In education news, The After-School Corporation has two new board members: CNN anchor Soledad O’Brien and Cynthia T. Remec, the founder/executive director of BoardAssist, a nonprofit board consulting firm. They were elected in September by current TASC board members.
At the office of Manhattan Borough President Scott Stringer, Shaan Khan is now director of community affairs and constituent services. He had been deputy director of Stringer’s community affairs unit, and before that was liaison to Community Boards 2 and 4. He replaces Joshua Bocian, who departed to become a lobbyist for the Law Offices of Claudia Wagner, a firm specializing in local government.
There’s a new head at the city’s Workforce Investment Board. Blake Foote succeeds executive director Marilyn Shea, who retired after holding the post since 2004. Foote comes from NYC Business Solutions Hiring at the New York City Department of Small Business Services, where she served as executive director.
Gil Quiniones resigned in October as chair of the city’s 16-member Energy Policy Task Force to join the NY Power Authority as senior vice president for energy marketing and corporate affairs. His replacement has yet to be named. The task force was formed in 2003 under the auspices of the city’s Economic Development Corporation, following the citywide blackout that year. Quiniones was named a senior vice president at EDC in 2003.

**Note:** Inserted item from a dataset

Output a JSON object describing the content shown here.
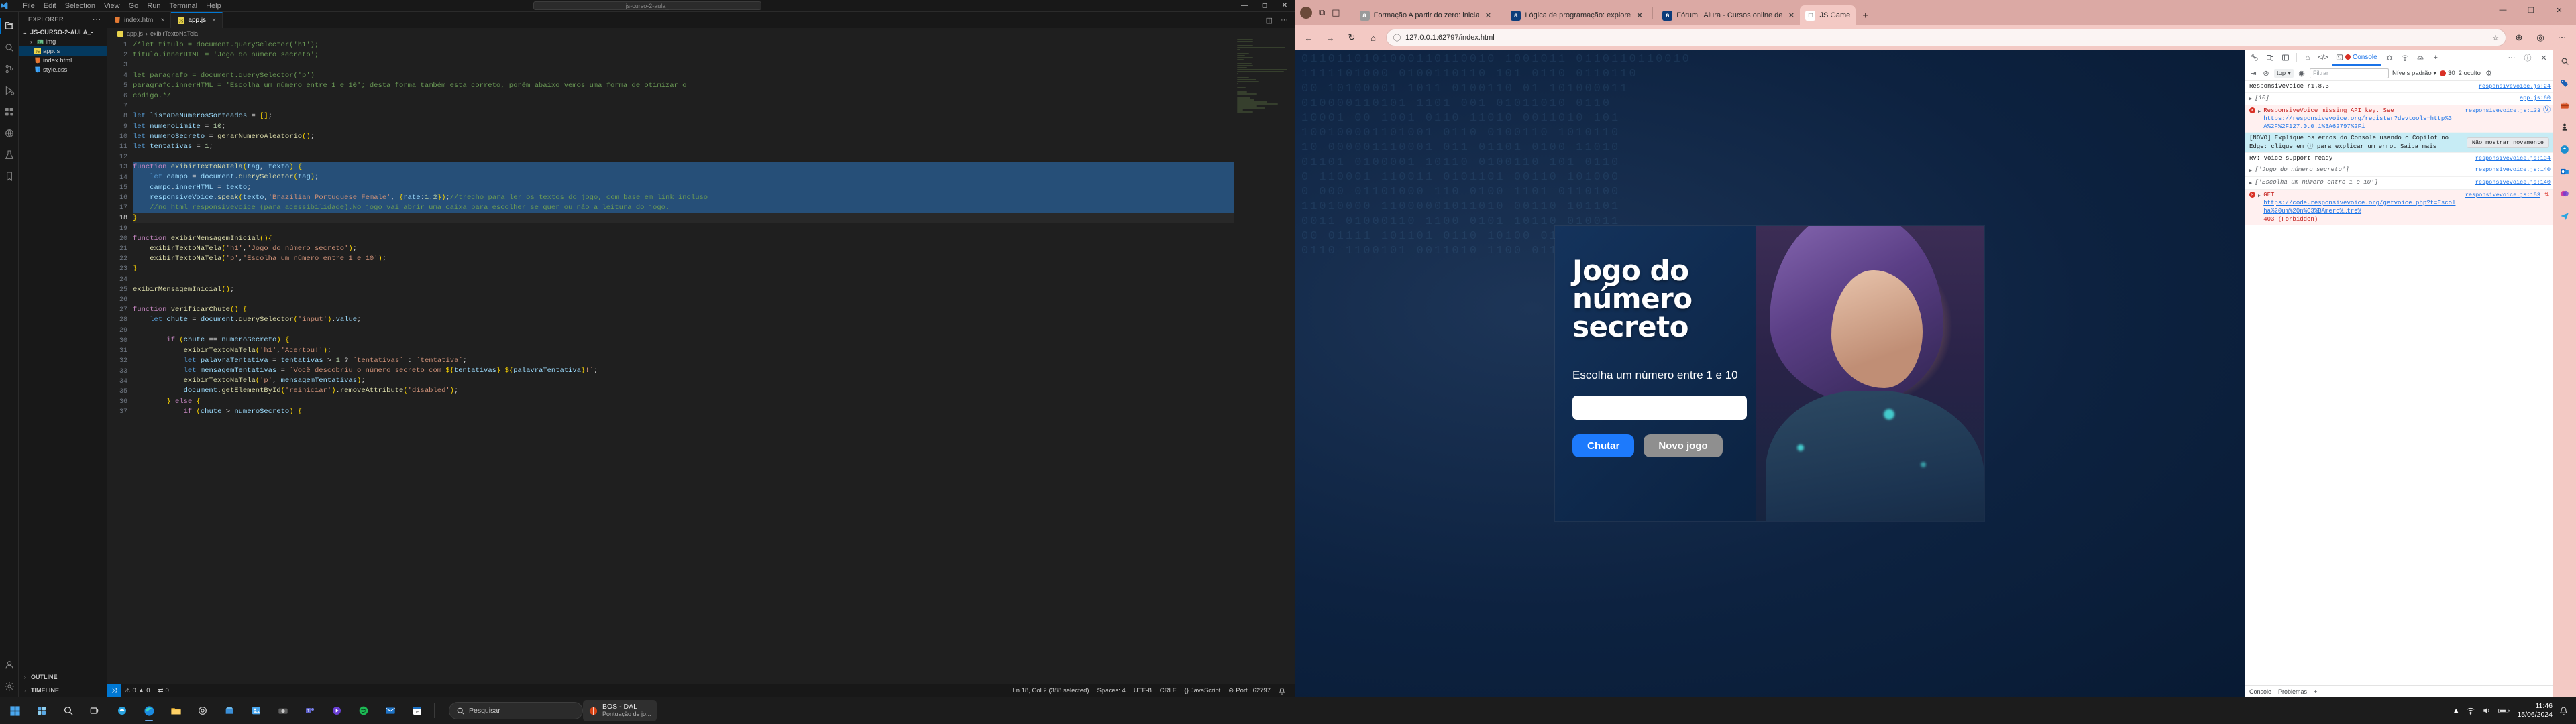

Finally, in the private sector, Joannne Minieri has been promoted from chief operating officer to president of Brooklyn-based Forest City Ratner Cos. Bruce Ratner had been president as well as chief executive and will remain CEO while assuming chairmanship. Minieri has been with the company since 1995. Forest City Ratner is the main developer in charge of the controversial Atlantic Yards project in that borough.